The identity of the construction lender and property owner may also be obtained from the contract between the owner and original contractor. The law requires that every contract entered into between a property owner and an original contractor must provide space for the owner to enter his or her name and address of residence and place of business, if any, and the name and address of any construction lender. The original contractor is also required to make available the name and address of residence of the owner and construction lender to any person seeking to serve a preliminary notice.
The method of service and form of establishing proof of service of the preliminary notice are set out in the California Civil Code and must be strictly followed. The lien claimant should clearly understand the requirements and consult with legal counsel to be clear on the process.
(Those listed in blue are considered Section Board Members with voting authority.
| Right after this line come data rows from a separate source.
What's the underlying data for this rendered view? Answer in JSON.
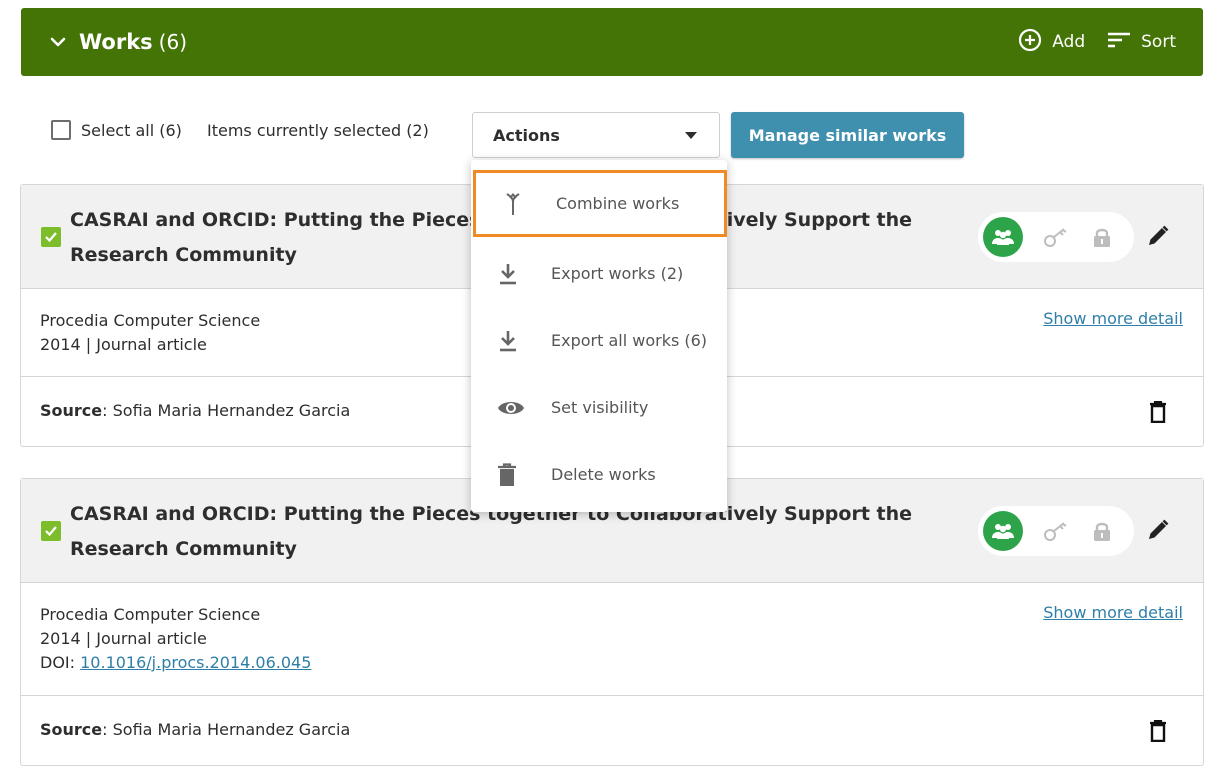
{
  "header": {
    "title": "Works",
    "count": "(6)",
    "add_label": "Add",
    "sort_label": "Sort",
    "bg_color": "#447405"
  },
  "toolbar": {
    "select_all_label": "Select all (6)",
    "items_selected_label": "Items currently selected (2)",
    "actions_label": "Actions",
    "manage_label": "Manage similar works"
  },
  "actions_menu": {
    "items": [
      {
        "label": "Combine works",
        "icon": "merge-icon",
        "highlighted": true
      },
      {
        "label": "Export works (2)",
        "icon": "download-icon"
      },
      {
        "label": "Export all works (6)",
        "icon": "download-icon"
      },
      {
        "label": "Set visibility",
        "icon": "eye-icon"
      },
      {
        "label": "Delete works",
        "icon": "trash-icon"
      }
    ]
  },
  "works": [
    {
      "title": "CASRAI and ORCID: Putting the Pieces together to Collaboratively Support the Research Community",
      "journal": "Procedia Computer Science",
      "year_type": "2014 | Journal article",
      "show_more": "Show more detail",
      "source_label": "Source",
      "source_value": "Sofia Maria Hernandez Garcia",
      "selected": true
    },
    {
      "title": "CASRAI and ORCID: Putting the Pieces together to Collaboratively Support the Research Community",
      "journal": "Procedia Computer Science",
      "year_type": "2014 | Journal article",
      "doi_label": "DOI:",
      "doi_value": "10.1016/j.procs.2014.06.045",
      "show_more": "Show more detail",
      "source_label": "Source",
      "source_value": "Sofia Maria Hernandez Garcia",
      "selected": true
    }
  ]
}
Everyone else on this list is invited to our meetings to give an update on their subsidiary organization)
|President Elect||Michael Konieczkifirstname.lastname@example.org||916-840-5211|
|Senior Director||Tony Quintrallemail@example.com||916-993-7616|
|Junior Director||Megan LeRoyfirstname.lastname@example.org||707-291-5629|
|Secretary||Dr. Ben Fellemail@example.com||916-278-8139|
|Past President||Elias Karamfirstname.lastname@example.org||209-481-6857|
|Executive Director||Marie Silveiraemail@example.com||916-296-9856|
|YMF Board Rep||Bryan Perrinfirstname.lastname@example.org||916-751-0849|
|Region 9 Chair||Kwame Agyareemail@example.com|
|Region 9 Governor||Thor Larsenfirstname.lastname@example.org||916-973-0356|
|Egrs. w/o Borders||Ashley Martinemail@example.com||530-200-6309|
|Ladies Auxiliary||Marlene Tobiafirstname.lastname@example.org||916-492-2181|
|Capital Branch||Jai Singhemail@example.com||916-788-2884|
|Central Valley Branch||Erik Almaasfirstname.lastname@example.org||209-946-0268|
|Feather River Branch||Clay Slocumemail@example.com||530-864-1648|
|Shasta Branch||Susan Goodwinfirstname.lastname@example.org||530-223-2585|
|Coasts, Oceans Ports & Rivers Inst.||Zia Zafiremail@example.com||916-366-1701|
|Construction Inst.||Brad Quonfirstname.lastname@example.org||916-871-2080|
|Environ. & Water Resources Inst.||Rich Juricichemail@example.com||916-492-2181|
|Structural Engineering Inst.||
|Transportation & Development Inst.||Vacant|
STANDING COMMITTEE CHAIRS
|College Accreditation||Joan Al-Kazily||530-756-9530|
|Disaster Preparedness||John Andrewfirstname.lastname@example.org||916-651-9657|
|Education & Awards||Thor Larsenemail@example.com||916-973-0356|
|Government Relations||Craig Copelanfirstname.lastname@example.org||530-908-4790|
|History & Heritage||Thor Larsenemail@example.com||916-973-0356|
|Membership-Life Mem.||Thor Larsenfirstname.lastname@example.org||916-973-0356|
|California State University, Sacramento||Vince Anicichemail@example.com|
|University of the Pacific||Joey McElhanyfirstname.lastname@example.org|
|University of California, Davis||Abdulla Alishaqemail@example.com|
|California State University, Chico||Grant Rosefirstname.lastname@example.org|